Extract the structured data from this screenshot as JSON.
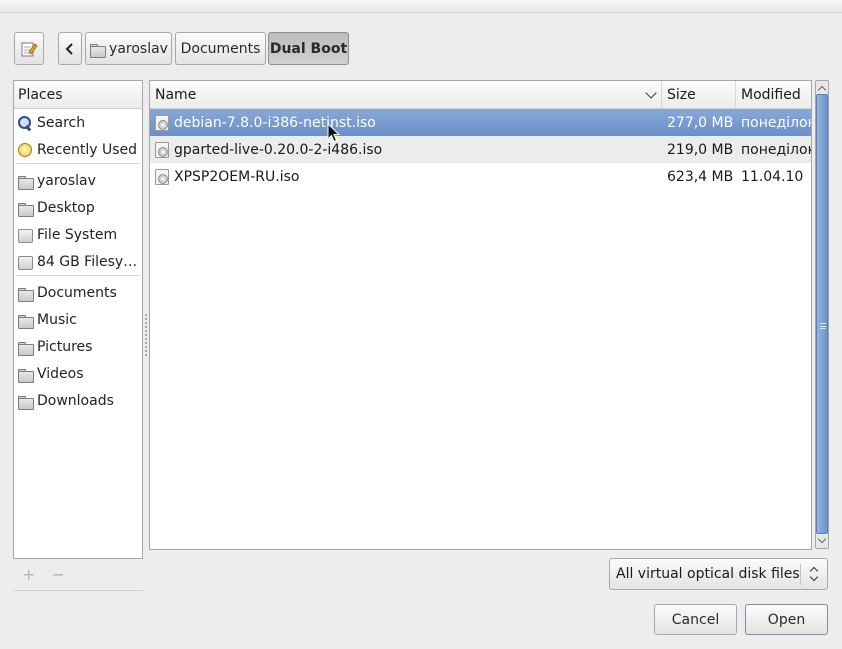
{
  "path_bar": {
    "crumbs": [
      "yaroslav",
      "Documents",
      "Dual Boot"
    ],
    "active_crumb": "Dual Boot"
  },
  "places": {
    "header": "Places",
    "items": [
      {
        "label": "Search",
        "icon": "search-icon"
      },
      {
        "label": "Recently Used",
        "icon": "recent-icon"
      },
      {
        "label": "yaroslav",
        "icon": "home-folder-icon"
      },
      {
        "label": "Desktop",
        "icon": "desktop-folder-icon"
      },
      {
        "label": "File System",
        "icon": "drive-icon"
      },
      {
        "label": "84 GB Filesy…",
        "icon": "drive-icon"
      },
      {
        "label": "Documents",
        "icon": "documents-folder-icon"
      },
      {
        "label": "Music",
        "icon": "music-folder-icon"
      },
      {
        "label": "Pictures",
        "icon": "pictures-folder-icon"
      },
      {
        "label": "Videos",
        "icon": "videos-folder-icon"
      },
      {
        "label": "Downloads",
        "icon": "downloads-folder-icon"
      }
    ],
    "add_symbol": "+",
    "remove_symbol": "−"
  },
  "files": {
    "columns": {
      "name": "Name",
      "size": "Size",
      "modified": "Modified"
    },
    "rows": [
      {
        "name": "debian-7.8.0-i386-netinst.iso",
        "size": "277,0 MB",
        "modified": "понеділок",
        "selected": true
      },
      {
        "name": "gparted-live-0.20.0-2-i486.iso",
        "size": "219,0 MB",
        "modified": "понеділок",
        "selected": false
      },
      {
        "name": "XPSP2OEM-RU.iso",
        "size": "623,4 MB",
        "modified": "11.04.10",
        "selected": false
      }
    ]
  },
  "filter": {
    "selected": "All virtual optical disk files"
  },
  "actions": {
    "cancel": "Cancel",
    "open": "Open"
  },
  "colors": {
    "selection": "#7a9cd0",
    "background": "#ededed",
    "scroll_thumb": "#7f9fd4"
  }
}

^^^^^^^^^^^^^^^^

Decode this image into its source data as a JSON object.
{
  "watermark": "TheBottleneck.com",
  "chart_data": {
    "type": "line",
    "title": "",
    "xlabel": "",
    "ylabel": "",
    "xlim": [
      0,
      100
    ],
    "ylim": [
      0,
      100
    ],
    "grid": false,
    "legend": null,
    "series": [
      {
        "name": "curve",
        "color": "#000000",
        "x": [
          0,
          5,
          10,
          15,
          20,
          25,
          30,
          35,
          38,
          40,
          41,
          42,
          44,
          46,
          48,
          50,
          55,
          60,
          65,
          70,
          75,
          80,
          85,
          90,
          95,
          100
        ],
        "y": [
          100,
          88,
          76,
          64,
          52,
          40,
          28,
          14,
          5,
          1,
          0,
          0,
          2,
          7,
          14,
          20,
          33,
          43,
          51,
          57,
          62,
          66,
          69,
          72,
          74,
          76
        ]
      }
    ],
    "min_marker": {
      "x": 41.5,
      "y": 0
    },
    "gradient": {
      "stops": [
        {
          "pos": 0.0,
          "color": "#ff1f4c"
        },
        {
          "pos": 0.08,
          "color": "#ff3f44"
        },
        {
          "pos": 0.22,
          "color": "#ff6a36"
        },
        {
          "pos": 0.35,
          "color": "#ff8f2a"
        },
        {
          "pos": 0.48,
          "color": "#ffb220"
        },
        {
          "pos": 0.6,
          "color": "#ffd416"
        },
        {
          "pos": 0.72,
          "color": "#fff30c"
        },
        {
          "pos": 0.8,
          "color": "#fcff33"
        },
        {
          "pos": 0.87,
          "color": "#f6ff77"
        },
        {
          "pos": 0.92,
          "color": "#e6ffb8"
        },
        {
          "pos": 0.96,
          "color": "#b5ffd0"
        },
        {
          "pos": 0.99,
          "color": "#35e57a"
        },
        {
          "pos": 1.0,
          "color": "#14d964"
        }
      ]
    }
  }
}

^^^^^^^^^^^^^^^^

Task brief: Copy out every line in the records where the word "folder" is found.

Solution to the problem:
        "icon": "home-folder-icon"
        "icon": "desktop-folder-icon"
        "icon": "documents-folder-icon"
        "icon": "music-folder-icon"
        "icon": "pictures-folder-icon"
        "icon": "videos-folder-icon"
        "icon": "downloads-folder-icon"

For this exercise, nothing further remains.